WHAT NEEDS TO BE DONE: Needed from the data below: all lines that contain the word "title".

Interface dataset entries:
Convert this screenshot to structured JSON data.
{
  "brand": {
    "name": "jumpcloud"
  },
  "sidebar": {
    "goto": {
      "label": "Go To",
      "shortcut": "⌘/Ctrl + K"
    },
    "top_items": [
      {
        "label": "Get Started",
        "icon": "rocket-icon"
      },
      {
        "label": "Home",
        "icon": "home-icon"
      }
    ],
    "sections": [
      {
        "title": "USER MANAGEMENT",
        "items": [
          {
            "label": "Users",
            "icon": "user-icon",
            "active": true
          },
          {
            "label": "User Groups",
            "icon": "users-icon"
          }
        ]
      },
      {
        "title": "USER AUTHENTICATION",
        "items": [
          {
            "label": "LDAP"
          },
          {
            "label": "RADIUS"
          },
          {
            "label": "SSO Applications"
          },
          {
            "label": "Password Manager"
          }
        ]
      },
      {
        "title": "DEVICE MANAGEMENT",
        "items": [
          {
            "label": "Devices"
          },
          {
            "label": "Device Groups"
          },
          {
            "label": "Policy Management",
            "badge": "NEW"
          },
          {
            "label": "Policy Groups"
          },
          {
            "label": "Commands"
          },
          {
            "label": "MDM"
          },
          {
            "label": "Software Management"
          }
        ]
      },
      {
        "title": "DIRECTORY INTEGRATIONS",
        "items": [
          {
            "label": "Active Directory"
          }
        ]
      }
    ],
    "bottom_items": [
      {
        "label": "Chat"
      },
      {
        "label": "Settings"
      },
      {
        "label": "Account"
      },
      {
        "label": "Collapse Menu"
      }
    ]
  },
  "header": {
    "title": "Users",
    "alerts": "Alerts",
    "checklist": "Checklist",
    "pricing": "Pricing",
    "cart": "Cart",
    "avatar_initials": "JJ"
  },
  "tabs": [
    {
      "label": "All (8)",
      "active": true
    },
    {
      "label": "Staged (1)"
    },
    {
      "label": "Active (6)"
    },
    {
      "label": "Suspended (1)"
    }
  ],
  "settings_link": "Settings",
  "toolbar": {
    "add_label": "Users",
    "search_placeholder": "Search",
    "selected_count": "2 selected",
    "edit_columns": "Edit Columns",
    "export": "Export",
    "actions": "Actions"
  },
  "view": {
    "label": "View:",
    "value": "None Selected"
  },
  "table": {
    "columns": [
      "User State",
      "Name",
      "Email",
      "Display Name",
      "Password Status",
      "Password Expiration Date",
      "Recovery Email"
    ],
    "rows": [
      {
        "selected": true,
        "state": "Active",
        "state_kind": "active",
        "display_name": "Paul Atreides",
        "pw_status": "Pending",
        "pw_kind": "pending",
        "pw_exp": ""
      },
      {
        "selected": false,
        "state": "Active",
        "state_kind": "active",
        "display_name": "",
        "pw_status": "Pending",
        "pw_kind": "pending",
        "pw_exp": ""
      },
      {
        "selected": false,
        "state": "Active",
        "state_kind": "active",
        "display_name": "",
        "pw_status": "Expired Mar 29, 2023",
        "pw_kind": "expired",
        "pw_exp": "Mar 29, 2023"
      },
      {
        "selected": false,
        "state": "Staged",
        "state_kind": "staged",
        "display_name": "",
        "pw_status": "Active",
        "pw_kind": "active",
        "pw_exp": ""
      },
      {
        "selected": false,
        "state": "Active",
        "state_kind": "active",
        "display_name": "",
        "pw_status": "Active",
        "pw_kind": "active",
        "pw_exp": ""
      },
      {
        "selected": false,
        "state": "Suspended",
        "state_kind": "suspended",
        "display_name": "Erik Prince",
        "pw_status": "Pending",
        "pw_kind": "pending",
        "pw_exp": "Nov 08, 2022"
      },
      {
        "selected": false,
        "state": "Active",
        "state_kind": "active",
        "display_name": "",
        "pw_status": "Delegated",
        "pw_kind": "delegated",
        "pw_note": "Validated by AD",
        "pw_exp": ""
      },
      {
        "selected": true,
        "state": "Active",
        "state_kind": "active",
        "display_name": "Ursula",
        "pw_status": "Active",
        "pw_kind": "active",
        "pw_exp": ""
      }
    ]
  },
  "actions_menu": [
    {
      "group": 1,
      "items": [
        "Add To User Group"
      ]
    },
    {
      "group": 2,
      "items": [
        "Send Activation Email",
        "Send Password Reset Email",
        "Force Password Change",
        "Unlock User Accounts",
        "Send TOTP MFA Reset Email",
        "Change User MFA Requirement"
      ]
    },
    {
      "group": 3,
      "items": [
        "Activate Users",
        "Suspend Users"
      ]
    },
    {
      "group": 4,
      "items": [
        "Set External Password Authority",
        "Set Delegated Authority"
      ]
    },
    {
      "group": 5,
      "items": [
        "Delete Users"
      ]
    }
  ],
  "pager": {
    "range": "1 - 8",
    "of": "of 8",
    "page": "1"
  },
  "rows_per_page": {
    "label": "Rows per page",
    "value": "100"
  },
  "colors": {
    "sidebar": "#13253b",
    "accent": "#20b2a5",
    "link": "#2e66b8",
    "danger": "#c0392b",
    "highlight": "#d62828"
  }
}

OUTPUT FOR THIS TASK:
        "title": "USER MANAGEMENT",
        "title": "USER AUTHENTICATION",
        "title": "DEVICE MANAGEMENT",
        "title": "DIRECTORY INTEGRATIONS",
    "title": "Users",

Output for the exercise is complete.